What is required.
Check each line of the material for the string "subtitle", and copy the lines that have it.

Records supplied.
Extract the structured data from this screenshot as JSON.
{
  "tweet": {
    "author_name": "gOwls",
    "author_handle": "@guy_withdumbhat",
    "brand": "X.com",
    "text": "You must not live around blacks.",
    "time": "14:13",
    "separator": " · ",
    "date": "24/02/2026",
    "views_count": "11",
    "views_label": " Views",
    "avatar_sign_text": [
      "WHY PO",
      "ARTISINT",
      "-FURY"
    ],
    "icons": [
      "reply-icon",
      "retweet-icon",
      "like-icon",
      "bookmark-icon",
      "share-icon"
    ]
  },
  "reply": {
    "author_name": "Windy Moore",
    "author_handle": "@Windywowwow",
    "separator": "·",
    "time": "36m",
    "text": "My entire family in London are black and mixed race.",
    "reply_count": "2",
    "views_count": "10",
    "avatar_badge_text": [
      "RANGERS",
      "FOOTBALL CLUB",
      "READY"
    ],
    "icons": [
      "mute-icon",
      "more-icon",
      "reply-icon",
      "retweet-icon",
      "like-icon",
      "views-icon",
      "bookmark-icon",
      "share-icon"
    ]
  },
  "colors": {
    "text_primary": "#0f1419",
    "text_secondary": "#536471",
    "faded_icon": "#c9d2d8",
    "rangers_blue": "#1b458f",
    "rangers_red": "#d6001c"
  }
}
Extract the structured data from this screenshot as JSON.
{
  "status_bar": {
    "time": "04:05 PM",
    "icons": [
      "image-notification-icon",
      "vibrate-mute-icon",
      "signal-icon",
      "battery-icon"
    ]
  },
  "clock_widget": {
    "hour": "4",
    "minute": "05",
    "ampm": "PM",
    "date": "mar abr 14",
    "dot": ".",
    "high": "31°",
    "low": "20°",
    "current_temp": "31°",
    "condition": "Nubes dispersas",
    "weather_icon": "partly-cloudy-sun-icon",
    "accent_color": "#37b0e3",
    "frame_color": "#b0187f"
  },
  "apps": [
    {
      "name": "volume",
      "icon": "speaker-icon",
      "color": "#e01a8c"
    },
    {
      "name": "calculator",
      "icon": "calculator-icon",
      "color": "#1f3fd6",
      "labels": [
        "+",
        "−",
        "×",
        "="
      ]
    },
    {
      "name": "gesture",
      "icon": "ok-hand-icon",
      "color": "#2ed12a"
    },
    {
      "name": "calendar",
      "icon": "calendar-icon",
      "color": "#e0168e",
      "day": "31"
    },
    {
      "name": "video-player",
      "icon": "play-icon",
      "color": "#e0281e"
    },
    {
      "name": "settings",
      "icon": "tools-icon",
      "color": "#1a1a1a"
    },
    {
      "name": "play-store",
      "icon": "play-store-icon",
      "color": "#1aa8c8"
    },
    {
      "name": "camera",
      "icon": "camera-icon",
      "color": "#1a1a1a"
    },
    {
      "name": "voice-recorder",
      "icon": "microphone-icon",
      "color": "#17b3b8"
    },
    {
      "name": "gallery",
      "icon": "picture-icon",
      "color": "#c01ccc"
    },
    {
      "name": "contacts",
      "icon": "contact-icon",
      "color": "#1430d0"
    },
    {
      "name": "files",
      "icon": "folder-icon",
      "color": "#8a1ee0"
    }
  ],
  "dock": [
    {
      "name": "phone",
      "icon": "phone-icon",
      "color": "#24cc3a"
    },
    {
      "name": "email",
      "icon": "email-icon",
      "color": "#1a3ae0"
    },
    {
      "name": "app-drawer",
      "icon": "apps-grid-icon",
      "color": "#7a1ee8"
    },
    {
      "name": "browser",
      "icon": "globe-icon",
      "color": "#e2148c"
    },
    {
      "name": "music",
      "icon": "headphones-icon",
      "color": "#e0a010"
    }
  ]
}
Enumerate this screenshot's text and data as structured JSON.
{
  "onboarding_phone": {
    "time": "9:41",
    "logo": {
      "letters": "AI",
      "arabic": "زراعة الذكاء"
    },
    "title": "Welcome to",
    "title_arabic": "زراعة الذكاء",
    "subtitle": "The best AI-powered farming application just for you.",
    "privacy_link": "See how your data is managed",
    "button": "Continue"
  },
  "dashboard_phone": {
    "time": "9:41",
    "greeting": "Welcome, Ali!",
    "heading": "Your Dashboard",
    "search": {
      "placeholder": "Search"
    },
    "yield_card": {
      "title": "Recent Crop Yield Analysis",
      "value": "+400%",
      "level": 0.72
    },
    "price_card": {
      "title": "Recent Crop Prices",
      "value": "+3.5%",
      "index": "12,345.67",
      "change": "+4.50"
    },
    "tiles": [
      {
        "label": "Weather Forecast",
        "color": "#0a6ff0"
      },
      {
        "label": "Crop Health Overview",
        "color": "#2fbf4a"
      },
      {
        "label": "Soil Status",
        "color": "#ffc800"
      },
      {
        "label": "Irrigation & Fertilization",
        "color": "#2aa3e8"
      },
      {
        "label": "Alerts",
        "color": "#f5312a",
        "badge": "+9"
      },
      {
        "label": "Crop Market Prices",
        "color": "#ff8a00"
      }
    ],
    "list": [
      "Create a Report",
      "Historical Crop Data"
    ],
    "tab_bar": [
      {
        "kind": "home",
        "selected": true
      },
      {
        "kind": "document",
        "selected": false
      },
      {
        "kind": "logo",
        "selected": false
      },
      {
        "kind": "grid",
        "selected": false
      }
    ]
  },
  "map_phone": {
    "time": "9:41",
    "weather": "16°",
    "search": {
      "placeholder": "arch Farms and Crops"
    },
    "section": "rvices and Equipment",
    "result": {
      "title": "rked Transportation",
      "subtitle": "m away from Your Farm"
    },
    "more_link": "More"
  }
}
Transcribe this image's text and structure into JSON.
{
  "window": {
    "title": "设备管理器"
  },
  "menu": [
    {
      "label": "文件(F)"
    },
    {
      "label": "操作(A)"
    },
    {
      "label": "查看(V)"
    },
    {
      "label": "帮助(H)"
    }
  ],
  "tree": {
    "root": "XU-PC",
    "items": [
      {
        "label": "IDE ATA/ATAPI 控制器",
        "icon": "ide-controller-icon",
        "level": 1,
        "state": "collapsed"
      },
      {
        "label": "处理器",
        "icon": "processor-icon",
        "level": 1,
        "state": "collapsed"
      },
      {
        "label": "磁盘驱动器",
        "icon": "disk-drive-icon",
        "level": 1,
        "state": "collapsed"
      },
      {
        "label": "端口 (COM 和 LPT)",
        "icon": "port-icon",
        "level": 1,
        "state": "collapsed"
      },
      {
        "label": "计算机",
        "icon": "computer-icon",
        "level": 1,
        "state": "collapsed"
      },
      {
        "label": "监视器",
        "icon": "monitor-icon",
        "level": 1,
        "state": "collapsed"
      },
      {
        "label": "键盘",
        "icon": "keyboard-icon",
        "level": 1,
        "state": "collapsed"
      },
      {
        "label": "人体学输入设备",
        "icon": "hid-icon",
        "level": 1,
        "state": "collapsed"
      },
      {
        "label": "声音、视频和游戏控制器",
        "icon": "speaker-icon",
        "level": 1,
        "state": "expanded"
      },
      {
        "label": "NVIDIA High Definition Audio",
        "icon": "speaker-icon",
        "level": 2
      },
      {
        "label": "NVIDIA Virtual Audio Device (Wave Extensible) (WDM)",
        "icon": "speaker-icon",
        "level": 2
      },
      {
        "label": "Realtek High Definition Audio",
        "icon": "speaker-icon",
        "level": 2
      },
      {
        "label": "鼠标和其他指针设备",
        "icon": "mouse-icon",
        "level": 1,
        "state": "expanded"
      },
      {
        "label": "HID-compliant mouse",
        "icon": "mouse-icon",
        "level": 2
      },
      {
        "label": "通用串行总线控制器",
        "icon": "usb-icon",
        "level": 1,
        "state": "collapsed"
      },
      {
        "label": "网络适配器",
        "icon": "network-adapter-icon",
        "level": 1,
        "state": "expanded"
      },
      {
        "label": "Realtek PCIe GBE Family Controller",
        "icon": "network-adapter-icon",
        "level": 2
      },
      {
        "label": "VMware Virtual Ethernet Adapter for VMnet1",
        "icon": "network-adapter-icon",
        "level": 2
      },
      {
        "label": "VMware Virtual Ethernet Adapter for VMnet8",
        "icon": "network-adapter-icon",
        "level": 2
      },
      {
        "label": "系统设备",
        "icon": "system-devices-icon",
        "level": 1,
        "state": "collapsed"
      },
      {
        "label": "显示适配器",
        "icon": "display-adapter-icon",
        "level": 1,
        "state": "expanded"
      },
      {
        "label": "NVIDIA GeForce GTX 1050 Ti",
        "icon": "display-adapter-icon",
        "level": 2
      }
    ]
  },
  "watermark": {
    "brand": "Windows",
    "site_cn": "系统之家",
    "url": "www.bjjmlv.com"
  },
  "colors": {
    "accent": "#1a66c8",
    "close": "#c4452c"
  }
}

Written answer.
    "subtitle": "The best AI-powered farming application just for you.",
      "subtitle": "m away from Your Farm"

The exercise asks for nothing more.